This piece in today’s NYT’s Dealbook has generated a flurry of comments. It’s about young people losing their jobs from investment banks and other financial firms. Read the entire piece here and then judge for yourself…
The money quote:
Sam Meek, 27, who was laid off in September when his Connecticut hedge fund decided to downsize, used to spend $500 on charity dinners and lavish golf outings. Now, it’s home-cooked meals and beer on the sofa. Recently, Mr. Meek and his roommate, another unemployed banker who spoke on the condition of anonymity because he did not want to jeopardize his job search, sat together in the kitchen filing for unemployment and drinking a bottle of Champagne.
“I’m scraping by right now,” he said.
Scraping by, huh? Needless to say, the majority of the 300+ comments have been pejorative; many have been deleted for abusive language and/or content.
And this was a good quote about the sentiment of elite/prestigious jobs:
The mood has darkened so much that even the young Wall Street workers who still have prestigious jobs are considering letting go of the brass ring.

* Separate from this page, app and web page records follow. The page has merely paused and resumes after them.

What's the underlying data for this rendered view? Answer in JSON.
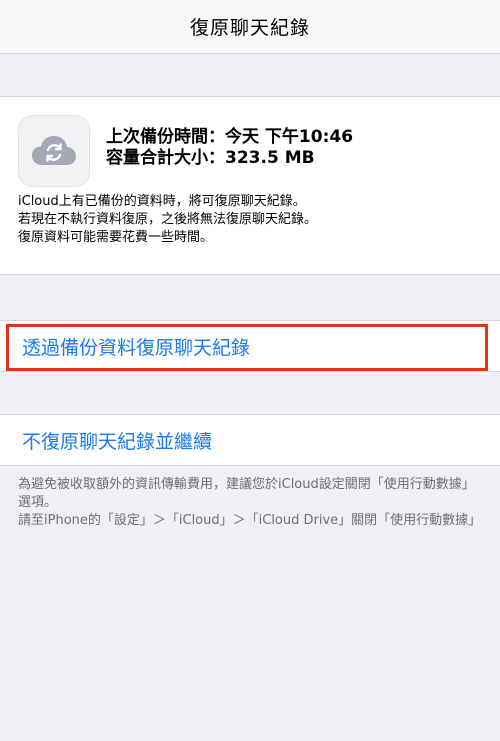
{
  "nav": {
    "title": "復原聊天紀錄"
  },
  "backup": {
    "last_backup": "上次備份時間：今天 下午10:46",
    "total_size": "容量合計大小：323.5 MB",
    "description": [
      "iCloud上有已備份的資料時，將可復原聊天紀錄。",
      "若現在不執行資料復原，之後將無法復原聊天紀錄。",
      "復原資料可能需要花費一些時間。"
    ]
  },
  "actions": {
    "restore_label": "透過備份資料復原聊天紀錄",
    "skip_label": "不復原聊天紀錄並繼續"
  },
  "footer": {
    "lines": [
      "為避免被收取額外的資訊傳輸費用，建議您於iCloud設定關閉「使用行動數據」選項。",
      "請至iPhone的「設定」＞「iCloud」＞「iCloud Drive」關閉「使用行動數據」"
    ]
  },
  "colors": {
    "link": "#1a7bf0",
    "highlight": "#e8301d",
    "background": "#efeff4"
  },
  "icons": {
    "backup": "icloud-sync-icon"
  }
}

“It’s lost its luster,” said a former Goldman analyst who left the financial sector this year. The former analyst, who spoke on the condition of anonymity because he signed a confidentiality agreement with the firm, said that in addition to losing some of the monetary benefits of their jobs, his friends who remained in finance were suffering from peer envy. “The new status jobs aren’t at Goldman Sachs. They’re at Google, Apple, and Facebook.”
A brief collection of comments was posted in another post here. I will agree with the nuanced comment by Timothy C. from Queens:
“Let’s not be too harsh here. I work in the financial industry, and in my own company, about half the workers (myself included) are in the back office, where salaries are generally in the middle-class range. Cuts in the financial industry tend to hit support staff much harder than the headline-grabbing six-figure earners in the front office. Many of my friends who have been laid off were making $40 or $50K a year. Not bad, of course, but nowhere near the stereotype of the financial industry worker.”
What are your thoughts on these young unemployed? Do you have any sympathy for them?